I don't think the addition of Coco Crisp changes that question so much as magnifies it. Now, instead of a hitting fourth outfielder, the A's will have a defense-and-running one in Crisp, since he isn't much of a hitter (.336/.378 last year). He's not a total black hole as long as you hit him low in the order, and he's a legit (albeit weak-armed) outfielder, especially in left (although he'll give you good work in center as well). He also steals bases at a good clip, although he's never done it at the volume that Rajai Davis has shown. In short, he's got a Rajai Davis bat with slightly sub-Rajai legs and defense, and he'll be playing Rajai's rightful position: left bench.
This does presumably signal that the A's really are going to be sending Michael Taylor to AAA to start the year. If you figure Taylor's going to make the major league squad, then your fourth outfielder (Davis) is already on the team.
But getting back to that 25th man, I have to assume the A's are planning on having a (potential) bat make the roster as the 25th man. If your bench is Crisp, Petit, and Miles, you've got three guys who can pinch-run for Daric Barton and Jake Fox, but no one who can pinch-hit for anyone.
On the other hand, who are we pinch-hitting for? If that last spot is one of the three aforementioned guys, are any of them better hitters than any starter? I guess there's Cliff Pennington, but Pennington's still a guy who put up a .342/.418 line in limited action last year, so it's not that clear-cut. (Translated into wOBA, that's in the Erick Aybar / Elvis Andrus range among shortstops, i.e. not great, but fine.)

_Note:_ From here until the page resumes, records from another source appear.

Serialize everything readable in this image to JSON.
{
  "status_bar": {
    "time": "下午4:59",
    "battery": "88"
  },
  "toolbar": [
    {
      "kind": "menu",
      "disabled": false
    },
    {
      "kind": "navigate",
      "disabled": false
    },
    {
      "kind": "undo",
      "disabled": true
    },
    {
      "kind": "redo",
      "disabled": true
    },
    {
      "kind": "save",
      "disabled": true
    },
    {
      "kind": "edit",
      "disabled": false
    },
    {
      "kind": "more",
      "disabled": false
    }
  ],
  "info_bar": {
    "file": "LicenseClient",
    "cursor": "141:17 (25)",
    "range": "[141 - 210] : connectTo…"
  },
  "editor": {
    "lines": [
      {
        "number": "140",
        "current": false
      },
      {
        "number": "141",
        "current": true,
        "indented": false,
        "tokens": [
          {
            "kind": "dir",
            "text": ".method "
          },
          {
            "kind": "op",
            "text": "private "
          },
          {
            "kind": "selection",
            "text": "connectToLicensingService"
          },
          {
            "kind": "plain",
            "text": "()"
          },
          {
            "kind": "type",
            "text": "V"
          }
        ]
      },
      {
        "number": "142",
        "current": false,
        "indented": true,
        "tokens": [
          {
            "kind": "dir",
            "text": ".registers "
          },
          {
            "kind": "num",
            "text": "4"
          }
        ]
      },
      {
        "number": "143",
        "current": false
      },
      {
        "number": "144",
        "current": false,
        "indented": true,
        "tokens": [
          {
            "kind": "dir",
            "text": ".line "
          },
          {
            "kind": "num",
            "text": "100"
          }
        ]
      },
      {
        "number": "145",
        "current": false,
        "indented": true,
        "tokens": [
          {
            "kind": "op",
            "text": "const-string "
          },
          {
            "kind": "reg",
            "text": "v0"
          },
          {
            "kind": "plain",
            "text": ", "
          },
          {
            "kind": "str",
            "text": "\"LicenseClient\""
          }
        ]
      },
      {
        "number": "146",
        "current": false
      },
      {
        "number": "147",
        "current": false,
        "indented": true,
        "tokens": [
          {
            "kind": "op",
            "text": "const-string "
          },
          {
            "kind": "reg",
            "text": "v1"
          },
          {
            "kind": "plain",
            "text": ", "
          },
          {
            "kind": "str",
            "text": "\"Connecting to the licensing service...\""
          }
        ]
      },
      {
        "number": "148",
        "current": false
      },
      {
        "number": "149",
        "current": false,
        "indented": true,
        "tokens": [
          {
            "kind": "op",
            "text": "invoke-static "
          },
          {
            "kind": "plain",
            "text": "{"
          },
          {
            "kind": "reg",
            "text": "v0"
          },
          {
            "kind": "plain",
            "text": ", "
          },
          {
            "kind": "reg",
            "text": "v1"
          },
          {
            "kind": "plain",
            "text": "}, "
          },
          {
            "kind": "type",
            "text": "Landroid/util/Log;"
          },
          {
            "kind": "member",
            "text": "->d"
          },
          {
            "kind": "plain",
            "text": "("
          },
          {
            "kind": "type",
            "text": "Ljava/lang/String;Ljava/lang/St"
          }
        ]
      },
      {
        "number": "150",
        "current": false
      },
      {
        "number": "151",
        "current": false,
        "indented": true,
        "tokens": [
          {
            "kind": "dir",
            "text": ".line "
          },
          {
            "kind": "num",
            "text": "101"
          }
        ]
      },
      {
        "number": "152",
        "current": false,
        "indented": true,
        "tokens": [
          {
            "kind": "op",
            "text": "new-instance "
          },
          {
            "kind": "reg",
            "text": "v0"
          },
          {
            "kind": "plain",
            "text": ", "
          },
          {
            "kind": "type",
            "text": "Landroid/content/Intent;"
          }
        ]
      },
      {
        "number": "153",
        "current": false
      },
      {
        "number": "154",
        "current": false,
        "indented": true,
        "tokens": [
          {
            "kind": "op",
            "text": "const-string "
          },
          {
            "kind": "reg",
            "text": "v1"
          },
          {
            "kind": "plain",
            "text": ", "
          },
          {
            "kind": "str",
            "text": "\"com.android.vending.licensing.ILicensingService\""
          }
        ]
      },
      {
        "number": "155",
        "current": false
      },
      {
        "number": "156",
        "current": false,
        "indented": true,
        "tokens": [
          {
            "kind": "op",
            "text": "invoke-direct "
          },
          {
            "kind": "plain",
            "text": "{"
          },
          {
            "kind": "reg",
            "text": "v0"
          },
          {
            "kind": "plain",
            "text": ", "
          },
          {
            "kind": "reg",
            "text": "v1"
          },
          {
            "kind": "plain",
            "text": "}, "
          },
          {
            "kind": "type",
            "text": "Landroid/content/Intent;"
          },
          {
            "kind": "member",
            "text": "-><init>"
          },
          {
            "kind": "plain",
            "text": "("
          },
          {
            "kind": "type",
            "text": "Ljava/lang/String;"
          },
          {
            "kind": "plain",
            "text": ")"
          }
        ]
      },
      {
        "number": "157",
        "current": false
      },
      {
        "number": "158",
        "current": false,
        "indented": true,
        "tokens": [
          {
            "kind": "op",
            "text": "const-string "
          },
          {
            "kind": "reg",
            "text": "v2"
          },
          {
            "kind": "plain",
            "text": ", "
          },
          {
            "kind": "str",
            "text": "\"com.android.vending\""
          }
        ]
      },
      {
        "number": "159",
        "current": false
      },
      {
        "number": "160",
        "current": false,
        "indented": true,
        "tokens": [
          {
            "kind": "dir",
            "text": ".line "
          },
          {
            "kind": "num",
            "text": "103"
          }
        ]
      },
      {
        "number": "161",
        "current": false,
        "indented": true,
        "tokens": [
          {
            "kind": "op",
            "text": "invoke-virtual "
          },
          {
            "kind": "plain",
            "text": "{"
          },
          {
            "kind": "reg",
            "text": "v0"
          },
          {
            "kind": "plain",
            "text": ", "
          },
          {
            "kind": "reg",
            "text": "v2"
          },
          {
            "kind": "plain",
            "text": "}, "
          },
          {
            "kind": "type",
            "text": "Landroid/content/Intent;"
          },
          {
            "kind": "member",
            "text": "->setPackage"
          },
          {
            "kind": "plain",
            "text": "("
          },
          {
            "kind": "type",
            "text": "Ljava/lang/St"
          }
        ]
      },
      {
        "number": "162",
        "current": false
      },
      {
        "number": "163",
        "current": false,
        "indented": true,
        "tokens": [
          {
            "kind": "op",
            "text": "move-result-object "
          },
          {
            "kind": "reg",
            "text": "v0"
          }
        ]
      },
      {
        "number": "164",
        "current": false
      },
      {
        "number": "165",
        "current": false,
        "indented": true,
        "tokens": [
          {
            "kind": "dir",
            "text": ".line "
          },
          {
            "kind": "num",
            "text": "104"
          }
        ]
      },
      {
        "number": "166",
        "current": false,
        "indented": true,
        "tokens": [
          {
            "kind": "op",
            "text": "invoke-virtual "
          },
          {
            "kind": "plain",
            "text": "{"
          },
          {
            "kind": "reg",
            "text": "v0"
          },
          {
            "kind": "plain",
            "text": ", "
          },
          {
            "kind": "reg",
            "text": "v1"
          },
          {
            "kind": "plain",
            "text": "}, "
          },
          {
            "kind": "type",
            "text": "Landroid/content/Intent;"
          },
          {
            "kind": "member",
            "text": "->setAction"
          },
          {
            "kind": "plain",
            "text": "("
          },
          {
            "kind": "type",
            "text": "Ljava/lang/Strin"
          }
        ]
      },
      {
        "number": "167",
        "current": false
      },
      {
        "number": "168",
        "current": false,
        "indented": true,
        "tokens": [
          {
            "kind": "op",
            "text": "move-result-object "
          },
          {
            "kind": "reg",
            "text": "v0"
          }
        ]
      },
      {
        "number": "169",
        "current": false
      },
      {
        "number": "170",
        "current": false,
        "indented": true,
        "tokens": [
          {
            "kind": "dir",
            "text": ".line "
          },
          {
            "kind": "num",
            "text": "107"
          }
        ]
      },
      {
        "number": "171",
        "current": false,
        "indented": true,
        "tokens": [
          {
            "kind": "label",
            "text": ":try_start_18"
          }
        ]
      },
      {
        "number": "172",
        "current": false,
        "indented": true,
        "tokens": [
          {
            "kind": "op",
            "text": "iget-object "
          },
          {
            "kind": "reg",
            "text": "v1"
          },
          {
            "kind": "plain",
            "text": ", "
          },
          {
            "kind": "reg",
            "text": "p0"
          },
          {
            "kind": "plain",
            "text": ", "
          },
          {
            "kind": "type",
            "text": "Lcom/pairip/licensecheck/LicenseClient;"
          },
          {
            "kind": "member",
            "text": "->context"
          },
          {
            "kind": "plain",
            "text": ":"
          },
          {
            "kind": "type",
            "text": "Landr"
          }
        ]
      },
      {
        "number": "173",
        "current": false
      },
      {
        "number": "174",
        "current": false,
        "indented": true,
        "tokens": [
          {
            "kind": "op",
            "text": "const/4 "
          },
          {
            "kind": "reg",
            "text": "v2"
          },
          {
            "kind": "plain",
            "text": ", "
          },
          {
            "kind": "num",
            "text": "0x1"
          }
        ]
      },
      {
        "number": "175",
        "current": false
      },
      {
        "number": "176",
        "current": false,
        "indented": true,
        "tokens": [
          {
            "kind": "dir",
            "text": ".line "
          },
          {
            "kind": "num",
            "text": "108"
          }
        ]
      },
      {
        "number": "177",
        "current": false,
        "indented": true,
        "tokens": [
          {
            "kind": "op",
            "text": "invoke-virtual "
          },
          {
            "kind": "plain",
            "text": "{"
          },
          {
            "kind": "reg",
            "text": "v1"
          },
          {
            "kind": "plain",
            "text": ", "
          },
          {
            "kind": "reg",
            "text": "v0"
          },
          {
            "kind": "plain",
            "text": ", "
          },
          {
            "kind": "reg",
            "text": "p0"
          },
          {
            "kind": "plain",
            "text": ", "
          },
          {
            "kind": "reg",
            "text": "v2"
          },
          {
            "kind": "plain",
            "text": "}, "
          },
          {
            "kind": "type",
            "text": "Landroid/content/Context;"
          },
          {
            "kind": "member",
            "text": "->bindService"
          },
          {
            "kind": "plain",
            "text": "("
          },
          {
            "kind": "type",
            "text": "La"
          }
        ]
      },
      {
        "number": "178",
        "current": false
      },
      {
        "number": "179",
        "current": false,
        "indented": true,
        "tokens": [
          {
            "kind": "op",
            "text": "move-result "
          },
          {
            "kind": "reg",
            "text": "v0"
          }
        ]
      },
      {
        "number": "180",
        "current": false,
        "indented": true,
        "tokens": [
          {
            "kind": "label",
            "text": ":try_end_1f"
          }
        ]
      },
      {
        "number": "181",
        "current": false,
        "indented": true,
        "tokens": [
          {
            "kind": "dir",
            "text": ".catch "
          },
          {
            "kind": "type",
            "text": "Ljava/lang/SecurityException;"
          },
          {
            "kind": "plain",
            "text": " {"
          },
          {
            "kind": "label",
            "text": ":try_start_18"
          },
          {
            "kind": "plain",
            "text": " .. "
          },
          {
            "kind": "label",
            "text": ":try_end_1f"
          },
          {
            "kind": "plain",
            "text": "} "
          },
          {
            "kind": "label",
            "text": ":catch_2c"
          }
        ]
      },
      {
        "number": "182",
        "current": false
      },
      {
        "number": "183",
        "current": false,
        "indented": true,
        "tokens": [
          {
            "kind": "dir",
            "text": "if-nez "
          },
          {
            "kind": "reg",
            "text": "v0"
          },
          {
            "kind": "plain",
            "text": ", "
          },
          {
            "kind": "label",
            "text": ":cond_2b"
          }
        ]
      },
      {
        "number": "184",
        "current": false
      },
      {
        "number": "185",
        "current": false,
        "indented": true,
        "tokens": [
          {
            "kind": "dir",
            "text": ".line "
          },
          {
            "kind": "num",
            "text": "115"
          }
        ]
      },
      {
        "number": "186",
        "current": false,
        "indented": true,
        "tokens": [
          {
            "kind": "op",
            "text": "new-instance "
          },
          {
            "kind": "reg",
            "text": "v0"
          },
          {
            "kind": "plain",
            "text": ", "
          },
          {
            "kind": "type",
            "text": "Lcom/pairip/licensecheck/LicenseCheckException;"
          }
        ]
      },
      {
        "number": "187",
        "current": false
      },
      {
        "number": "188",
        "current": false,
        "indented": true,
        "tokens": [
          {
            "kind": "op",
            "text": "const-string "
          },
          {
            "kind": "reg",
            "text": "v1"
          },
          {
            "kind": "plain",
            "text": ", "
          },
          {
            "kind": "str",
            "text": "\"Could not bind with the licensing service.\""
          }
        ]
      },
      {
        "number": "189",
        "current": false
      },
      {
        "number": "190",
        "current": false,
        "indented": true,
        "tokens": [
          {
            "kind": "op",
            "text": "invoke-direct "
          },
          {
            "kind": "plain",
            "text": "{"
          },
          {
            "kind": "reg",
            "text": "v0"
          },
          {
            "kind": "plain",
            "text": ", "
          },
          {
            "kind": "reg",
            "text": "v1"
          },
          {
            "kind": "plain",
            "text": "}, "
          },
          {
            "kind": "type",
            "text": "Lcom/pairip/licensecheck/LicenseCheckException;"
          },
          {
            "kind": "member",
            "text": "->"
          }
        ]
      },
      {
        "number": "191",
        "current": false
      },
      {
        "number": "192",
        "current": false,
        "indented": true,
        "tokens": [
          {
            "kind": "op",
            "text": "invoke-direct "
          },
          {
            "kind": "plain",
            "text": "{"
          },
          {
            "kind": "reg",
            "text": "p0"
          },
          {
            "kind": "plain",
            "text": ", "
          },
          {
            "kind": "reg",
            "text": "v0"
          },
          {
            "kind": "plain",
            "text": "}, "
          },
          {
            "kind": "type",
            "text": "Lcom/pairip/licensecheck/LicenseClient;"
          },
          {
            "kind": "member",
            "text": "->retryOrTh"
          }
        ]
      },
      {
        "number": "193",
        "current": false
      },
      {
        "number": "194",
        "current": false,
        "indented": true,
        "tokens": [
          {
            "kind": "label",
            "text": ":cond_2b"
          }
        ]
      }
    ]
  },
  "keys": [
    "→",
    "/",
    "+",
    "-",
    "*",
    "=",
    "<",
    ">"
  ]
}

Having addressed the question of what to do now that Crisp (who I'm going to be typoing as "Crips" all year long) is on the roster, he other question about is whether paying him $5M is better than paying Jack Cust a similar amount of money (and likely a little less) in the first place. The simple answer is that Crisp put up 1.2 WAR last year in just 49 games with the Royals, while Cust managed just 1.0 in the full season. That's, of course, not all there is to it. First, Cust is one of the few players the A's have had over the last few years who's been able to play every single day. That has value in, if nothing else, the cost of roster machinations -- when guys get hurt, you end up having to add other people to the roster, which ends up sometimes meaning losing players on waivers, and either way, major league pay rates are higher than minor league ones. There's also the fact that Crisp is, hopefully by June, going to be utterly redundant as Rajai Davis, Ryan Sweeney, or Scott Hairston gets pushed to the bench to make room for Michael Taylor.
On the other hand, Crisp probably makes better injury protection for the outfield than Jack Cust. If Davis, Sweeney or Hairston goes down and the A's don't want to bring Taylor up yet, Crisp brings enough to the table to not kill the A's in the absence of that starter. But if that's the rationale, then the A's must really not believe in Travis Buck and Aaron Cunningham anymore, which is a shame. Buck, after all, hit well in the majors in 2007 and in the minors in 2008 while playing very good right-field defense (at least per UZR -- he's pretty awkward out there to the eye). Cunningham, meanwhile, will still be just 24 this year, and he's hit at every minor-league stop. His major-league .271/.338 line has been compiled in a grand total of 144 plate appearances over two seasons, so it's far too early to give up on him. Who knows what the story with his defense is, but he's got 300 innings of corner outfield experience in the majors that UZR pegs as perfectly average.
But look, let's not forget: in the end, this is a guy named Coco Crisp. There has to be some value in that, right?